*What the task asks*.
Look over the listing below and say how many of its lines include the string "wait"; give no more than that number.

*Recorded data*.
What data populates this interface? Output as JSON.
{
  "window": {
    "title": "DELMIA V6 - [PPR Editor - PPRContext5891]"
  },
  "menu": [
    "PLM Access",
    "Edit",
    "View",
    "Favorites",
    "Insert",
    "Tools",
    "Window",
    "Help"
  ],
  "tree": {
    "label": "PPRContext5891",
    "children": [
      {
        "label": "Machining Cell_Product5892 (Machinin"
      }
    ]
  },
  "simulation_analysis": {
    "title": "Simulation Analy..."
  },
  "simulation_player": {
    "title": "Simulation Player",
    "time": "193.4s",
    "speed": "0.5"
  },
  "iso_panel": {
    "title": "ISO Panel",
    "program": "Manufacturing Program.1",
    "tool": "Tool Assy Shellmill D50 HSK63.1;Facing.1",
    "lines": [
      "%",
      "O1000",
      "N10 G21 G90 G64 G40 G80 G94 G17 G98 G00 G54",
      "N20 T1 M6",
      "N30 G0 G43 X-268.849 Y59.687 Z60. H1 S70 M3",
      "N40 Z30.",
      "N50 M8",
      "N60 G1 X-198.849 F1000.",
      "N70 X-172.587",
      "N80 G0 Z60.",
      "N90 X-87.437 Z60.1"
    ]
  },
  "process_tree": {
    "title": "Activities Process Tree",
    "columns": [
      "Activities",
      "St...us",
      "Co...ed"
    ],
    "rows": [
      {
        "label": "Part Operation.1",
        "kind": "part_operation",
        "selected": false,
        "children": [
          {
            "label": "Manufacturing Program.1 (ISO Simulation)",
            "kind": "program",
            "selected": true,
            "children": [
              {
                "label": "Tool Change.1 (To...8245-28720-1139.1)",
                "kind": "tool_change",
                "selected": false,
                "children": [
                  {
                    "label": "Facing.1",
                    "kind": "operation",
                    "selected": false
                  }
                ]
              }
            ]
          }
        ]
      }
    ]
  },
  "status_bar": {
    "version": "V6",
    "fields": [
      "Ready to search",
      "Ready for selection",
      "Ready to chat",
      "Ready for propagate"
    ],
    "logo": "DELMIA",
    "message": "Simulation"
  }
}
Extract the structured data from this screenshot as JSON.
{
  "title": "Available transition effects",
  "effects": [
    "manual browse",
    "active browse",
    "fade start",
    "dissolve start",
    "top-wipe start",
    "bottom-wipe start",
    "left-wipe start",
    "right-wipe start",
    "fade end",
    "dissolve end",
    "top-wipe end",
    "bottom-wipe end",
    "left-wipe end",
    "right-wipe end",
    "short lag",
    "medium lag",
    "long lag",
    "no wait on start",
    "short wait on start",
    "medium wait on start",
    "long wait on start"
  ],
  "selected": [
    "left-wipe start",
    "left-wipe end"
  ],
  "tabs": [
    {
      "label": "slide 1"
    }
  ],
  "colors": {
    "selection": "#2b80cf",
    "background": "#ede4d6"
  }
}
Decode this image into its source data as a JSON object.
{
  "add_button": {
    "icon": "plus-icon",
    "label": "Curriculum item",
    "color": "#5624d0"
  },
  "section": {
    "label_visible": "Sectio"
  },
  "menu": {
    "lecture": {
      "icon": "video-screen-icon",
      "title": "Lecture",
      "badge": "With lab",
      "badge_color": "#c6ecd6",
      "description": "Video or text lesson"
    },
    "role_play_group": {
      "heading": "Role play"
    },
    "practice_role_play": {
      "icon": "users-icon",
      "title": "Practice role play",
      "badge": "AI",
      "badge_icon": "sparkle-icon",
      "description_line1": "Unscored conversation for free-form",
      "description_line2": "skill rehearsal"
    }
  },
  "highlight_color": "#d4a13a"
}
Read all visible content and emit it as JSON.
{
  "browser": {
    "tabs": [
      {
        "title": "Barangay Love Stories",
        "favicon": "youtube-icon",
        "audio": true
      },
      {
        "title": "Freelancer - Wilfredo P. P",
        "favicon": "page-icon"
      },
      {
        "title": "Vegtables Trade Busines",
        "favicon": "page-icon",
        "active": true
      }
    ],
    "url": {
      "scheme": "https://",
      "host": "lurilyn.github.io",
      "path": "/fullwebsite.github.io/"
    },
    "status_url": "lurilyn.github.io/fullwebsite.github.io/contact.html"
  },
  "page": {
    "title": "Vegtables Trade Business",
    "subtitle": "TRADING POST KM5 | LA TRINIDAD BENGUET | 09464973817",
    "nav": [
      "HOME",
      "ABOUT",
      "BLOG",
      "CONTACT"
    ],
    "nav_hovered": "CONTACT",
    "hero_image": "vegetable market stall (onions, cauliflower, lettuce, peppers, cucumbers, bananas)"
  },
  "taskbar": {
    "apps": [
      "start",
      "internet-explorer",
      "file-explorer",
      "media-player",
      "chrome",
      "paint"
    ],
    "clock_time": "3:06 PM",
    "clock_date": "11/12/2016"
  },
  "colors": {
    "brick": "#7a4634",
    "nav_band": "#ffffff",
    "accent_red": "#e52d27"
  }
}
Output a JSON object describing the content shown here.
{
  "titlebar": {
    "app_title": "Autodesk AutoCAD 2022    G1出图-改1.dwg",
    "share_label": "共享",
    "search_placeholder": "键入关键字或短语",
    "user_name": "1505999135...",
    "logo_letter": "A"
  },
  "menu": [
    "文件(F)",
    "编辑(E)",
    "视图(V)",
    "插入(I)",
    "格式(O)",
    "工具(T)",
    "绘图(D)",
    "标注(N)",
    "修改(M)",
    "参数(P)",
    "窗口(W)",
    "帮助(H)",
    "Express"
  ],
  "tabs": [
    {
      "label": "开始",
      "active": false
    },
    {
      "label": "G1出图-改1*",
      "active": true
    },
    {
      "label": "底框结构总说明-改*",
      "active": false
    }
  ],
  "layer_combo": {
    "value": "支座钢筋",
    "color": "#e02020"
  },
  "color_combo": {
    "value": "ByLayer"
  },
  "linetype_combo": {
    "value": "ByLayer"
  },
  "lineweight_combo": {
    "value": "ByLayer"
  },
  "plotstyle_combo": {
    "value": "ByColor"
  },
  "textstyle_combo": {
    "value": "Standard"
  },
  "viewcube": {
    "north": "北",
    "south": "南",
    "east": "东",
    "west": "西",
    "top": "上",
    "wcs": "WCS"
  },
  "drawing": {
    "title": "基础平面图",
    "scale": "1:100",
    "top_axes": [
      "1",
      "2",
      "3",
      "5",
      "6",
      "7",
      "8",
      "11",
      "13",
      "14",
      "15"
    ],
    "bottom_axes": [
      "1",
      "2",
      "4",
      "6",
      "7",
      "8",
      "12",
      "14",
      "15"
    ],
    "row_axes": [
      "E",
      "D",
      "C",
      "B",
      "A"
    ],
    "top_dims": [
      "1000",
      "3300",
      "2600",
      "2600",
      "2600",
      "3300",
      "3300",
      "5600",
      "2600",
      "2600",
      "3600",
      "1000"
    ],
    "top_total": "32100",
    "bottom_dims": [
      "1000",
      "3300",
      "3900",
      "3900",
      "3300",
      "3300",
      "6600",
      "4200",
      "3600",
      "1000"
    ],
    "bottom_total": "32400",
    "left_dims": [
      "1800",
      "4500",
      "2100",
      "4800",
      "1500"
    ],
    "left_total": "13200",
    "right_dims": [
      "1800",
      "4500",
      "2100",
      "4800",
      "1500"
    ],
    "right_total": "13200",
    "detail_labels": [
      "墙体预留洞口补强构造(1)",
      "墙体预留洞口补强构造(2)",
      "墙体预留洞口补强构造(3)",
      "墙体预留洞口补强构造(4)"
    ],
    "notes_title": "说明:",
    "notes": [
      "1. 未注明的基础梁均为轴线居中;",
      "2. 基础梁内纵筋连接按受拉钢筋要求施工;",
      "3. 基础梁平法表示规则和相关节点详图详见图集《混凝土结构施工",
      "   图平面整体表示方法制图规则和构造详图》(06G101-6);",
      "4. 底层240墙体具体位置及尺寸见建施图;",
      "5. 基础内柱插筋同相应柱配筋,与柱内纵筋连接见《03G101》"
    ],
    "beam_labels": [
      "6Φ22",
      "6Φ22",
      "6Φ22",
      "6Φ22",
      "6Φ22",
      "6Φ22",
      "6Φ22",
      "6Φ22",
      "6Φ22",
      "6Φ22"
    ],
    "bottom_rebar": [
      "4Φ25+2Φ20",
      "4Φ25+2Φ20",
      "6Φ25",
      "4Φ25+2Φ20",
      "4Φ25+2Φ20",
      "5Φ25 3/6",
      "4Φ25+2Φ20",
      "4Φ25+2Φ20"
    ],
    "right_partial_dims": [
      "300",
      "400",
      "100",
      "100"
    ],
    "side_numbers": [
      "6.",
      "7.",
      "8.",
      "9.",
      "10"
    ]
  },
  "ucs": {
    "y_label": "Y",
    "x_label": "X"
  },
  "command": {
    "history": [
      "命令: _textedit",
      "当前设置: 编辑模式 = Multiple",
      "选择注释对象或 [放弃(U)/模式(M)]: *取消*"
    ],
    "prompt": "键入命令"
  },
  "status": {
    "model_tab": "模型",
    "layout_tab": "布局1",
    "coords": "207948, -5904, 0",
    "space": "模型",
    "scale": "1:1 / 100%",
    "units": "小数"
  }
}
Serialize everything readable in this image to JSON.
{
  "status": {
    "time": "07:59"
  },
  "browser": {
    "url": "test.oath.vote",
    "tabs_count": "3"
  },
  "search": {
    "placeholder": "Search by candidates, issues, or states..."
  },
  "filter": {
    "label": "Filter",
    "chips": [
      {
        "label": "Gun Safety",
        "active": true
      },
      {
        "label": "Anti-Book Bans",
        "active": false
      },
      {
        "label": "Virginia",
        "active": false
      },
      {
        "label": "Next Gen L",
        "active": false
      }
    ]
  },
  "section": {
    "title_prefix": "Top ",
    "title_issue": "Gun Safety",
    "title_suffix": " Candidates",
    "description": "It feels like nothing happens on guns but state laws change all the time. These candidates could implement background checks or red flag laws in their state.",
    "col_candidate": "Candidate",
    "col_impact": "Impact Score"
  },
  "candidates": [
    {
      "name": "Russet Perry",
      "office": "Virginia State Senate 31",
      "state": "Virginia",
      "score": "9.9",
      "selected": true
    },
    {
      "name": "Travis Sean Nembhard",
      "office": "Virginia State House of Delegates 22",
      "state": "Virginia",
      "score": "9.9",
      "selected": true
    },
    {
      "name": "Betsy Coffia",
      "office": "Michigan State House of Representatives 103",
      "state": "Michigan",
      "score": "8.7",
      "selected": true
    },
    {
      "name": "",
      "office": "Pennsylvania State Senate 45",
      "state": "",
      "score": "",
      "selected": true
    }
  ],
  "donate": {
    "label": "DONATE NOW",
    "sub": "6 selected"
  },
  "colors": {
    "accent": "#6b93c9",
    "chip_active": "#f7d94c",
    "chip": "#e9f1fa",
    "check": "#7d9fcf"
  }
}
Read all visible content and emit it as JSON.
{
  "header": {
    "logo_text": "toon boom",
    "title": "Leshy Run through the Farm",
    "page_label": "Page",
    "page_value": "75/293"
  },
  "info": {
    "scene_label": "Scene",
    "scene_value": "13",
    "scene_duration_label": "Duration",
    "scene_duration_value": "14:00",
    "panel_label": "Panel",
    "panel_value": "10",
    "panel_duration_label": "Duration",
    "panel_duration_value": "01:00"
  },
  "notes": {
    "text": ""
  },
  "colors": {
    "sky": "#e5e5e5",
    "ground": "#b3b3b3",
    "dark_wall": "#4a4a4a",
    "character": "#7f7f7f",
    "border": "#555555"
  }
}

*Response to the exercise*.
4